Emma was so pressing that her aunt could not avoid answering her; so she said kindly, "If Fani had any real prospect of becoming a painter, I should certainly think well of it; but I do not see that he has any."
"May I go on now, aunty?" asked Fred; "it seems to me that Emma is talking a vast deal of nonsense, as usual."
But Emma was not to be put off so.
"Aunty," she said, "what is a decorator?"
"A person who decorates; that is, adorns or beautifies. Why do you ask, my child?"
"It means a scene-painter too; a man who paints scenery for the stage," said Fred.
"Yes, that's it," said Emma, and she scampered away.
Fred sat silent for a while, and then he said:--
"Aunty dear, did you notice how queerly Emma behaved? Do you suppose she is thinking of going on the stage?"
"No, indeed, my dear boy," said his aunt calmly; "she has no idea of that kind, you may be sure."
"Well, take my word for it, she has something out of the way in her head. She's not often very particular to know the meaning of a word; she's not very keen after knowledge. I'm sure there's something in the wind."
There was no time for more; for a sudden familiar shriek struck their ears.
"A snake! oh, a snake! a snake!"
Fred clapped his hand to his pocket, and then ran out-of-doors.
"Now I can finish the pudding," thought aunty; but another still wilder scream betokened such dire alarm that she threw down her spoon and followed.

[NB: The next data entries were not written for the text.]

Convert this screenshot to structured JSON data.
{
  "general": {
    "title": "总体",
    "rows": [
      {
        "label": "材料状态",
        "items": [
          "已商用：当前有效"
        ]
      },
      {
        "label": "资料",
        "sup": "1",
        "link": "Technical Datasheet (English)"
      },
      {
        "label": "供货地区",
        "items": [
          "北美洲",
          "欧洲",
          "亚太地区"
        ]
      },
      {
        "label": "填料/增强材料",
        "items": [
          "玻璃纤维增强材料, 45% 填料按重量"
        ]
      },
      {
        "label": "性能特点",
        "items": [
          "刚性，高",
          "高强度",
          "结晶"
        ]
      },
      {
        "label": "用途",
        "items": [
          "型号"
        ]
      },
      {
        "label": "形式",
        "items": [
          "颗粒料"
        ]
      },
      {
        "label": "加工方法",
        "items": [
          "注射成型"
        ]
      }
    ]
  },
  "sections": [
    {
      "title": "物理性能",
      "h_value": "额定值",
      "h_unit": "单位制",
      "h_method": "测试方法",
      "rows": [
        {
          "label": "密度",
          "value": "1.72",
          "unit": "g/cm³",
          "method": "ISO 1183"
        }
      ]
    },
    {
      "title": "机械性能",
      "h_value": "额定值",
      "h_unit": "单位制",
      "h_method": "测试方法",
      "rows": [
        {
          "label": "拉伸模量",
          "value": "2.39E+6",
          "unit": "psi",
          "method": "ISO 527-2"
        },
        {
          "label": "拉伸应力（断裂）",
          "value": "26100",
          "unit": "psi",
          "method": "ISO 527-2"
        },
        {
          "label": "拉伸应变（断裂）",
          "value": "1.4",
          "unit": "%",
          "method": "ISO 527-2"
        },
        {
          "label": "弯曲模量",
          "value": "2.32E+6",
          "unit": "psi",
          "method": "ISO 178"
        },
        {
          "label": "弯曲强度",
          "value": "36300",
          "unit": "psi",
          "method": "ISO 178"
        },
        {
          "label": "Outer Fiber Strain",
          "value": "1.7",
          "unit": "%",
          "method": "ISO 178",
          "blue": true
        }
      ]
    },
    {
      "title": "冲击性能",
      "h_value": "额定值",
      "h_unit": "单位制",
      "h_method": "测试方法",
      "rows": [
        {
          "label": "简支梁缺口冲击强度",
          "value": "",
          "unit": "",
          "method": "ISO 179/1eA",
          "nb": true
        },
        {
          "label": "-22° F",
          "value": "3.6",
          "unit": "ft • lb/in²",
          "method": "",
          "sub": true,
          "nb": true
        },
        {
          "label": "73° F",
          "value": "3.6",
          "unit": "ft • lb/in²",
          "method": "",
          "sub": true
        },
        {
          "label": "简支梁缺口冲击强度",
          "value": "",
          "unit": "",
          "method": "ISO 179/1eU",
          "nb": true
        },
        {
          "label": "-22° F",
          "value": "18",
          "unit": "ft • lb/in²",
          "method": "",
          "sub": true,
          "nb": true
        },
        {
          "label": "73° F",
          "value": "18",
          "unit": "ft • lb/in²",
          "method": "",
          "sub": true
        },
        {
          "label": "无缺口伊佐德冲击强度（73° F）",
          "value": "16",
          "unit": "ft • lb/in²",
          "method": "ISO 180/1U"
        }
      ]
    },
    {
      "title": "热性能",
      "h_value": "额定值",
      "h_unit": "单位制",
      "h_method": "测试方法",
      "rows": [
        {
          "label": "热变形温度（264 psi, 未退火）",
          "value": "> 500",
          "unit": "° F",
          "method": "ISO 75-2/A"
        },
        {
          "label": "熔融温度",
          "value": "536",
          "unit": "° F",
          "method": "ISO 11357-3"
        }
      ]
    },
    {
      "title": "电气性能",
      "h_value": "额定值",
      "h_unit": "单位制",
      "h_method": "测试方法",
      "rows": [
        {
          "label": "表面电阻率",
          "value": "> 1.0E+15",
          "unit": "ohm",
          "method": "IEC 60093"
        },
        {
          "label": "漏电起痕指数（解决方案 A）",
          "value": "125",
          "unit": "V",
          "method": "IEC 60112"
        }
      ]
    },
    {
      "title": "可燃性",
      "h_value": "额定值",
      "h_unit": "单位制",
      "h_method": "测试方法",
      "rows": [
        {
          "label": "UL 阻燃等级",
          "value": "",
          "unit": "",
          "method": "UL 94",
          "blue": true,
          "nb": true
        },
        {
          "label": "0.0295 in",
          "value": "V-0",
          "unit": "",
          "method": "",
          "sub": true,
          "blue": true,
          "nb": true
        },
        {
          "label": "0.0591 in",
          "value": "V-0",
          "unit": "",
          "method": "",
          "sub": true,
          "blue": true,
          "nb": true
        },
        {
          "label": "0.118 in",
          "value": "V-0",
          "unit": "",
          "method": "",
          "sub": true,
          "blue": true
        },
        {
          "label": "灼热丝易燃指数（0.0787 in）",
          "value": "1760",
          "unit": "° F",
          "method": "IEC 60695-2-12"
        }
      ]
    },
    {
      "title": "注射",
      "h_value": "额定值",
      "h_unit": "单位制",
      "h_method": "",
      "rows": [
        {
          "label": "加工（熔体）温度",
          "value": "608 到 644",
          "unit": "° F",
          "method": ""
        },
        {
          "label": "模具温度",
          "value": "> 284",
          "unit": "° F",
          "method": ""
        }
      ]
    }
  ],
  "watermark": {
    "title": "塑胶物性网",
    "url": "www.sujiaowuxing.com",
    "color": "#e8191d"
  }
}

It was Rikli, of course, who was standing half-way down the steps leading up to the back door, looking down on a pretty little green snake on the step below, that was wriggling along as fast as possible, trying to make its escape. Fred was seated quietly on the top step, waiting for the noise to subside.
"How absurd you are, Rikli," said her aunt gently; "if you are so afraid of that harmless little creature, why don't you turn round and run away?"
"It will run after me, and catch me! it is a snake!" cried the child, jumping up and down.
"Fred, take the little thing away," said his aunt; "I suppose it belongs to you."
"Yes; I had it in my pocket, and I suppose it crept out while I was reading. But I think Rikli ought to be taught not to behave so ridiculously. I thought I'd wait a little while and see if she wouldn't get over it."
Their aunt agreed that it was high time for Rikli to conquer her foolish fears, but she doubted whether Fred's method was a very wise one. Something must be done about it, but not just this; so she bade Rikli to come up the steps, and Fred to carry off the offender, and let her finish her pudding.